[Page and application data records]
━━━━━━━━━━

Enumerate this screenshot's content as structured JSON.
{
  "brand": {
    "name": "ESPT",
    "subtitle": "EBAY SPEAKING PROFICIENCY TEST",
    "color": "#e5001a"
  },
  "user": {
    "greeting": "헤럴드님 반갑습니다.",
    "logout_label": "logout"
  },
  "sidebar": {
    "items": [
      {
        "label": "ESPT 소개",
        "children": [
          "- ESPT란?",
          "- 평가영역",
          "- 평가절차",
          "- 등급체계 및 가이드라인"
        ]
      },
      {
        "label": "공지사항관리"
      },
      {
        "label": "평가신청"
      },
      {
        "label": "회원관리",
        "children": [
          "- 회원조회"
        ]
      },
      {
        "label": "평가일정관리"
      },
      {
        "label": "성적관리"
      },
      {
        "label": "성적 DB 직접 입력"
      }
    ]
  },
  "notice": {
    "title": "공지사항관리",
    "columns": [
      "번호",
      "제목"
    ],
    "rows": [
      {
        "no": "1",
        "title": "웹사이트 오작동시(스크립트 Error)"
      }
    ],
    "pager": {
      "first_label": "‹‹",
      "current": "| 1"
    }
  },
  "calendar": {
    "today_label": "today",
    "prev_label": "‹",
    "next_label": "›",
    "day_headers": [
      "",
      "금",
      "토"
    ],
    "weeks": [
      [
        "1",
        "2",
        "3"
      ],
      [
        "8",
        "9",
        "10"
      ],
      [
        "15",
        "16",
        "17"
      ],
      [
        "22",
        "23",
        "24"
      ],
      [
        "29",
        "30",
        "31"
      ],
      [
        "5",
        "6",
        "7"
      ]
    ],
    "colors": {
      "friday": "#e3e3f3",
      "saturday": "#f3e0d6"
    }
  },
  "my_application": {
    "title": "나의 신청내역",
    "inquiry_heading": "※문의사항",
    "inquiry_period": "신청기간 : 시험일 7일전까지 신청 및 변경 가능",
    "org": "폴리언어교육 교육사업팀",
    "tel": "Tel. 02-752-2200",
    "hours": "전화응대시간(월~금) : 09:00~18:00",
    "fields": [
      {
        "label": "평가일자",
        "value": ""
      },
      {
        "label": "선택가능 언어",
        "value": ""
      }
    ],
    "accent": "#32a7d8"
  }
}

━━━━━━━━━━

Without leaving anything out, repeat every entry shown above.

Enumerate this screenshot's content as structured JSON.
{
  "brand": {
    "name": "ESPT",
    "subtitle": "EBAY SPEAKING PROFICIENCY TEST",
    "color": "#e5001a"
  },
  "user": {
    "greeting": "헤럴드님 반갑습니다.",
    "logout_label": "logout"
  },
  "sidebar": {
    "items": [
      {
        "label": "ESPT 소개",
        "children": [
          "- ESPT란?",
          "- 평가영역",
          "- 평가절차",
          "- 등급체계 및 가이드라인"
        ]
      },
      {
        "label": "공지사항관리"
      },
      {
        "label": "평가신청"
      },
      {
        "label": "회원관리",
        "children": [
          "- 회원조회"
        ]
      },
      {
        "label": "평가일정관리"
      },
      {
        "label": "성적관리"
      },
      {
        "label": "성적 DB 직접 입력"
      }
    ]
  },
  "notice": {
    "title": "공지사항관리",
    "columns": [
      "번호",
      "제목"
    ],
    "rows": [
      {
        "no": "1",
        "title": "웹사이트 오작동시(스크립트 Error)"
      }
    ],
    "pager": {
      "first_label": "‹‹",
      "current": "| 1"
    }
  },
  "calendar": {
    "today_label": "today",
    "prev_label": "‹",
    "next_label": "›",
    "day_headers": [
      "",
      "금",
      "토"
    ],
    "weeks": [
      [
        "1",
        "2",
        "3"
      ],
      [
        "8",
        "9",
        "10"
      ],
      [
        "15",
        "16",
        "17"
      ],
      [
        "22",
        "23",
        "24"
      ],
      [
        "29",
        "30",
        "31"
      ],
      [
        "5",
        "6",
        "7"
      ]
    ],
    "colors": {
      "friday": "#e3e3f3",
      "saturday": "#f3e0d6"
    }
  },
  "my_application": {
    "title": "나의 신청내역",
    "inquiry_heading": "※문의사항",
    "inquiry_period": "신청기간 : 시험일 7일전까지 신청 및 변경 가능",
    "org": "폴리언어교육 교육사업팀",
    "tel": "Tel. 02-752-2200",
    "hours": "전화응대시간(월~금) : 09:00~18:00",
    "fields": [
      {
        "label": "평가일자",
        "value": ""
      },
      {
        "label": "선택가능 언어",
        "value": ""
      }
    ],
    "accent": "#32a7d8"
  }
}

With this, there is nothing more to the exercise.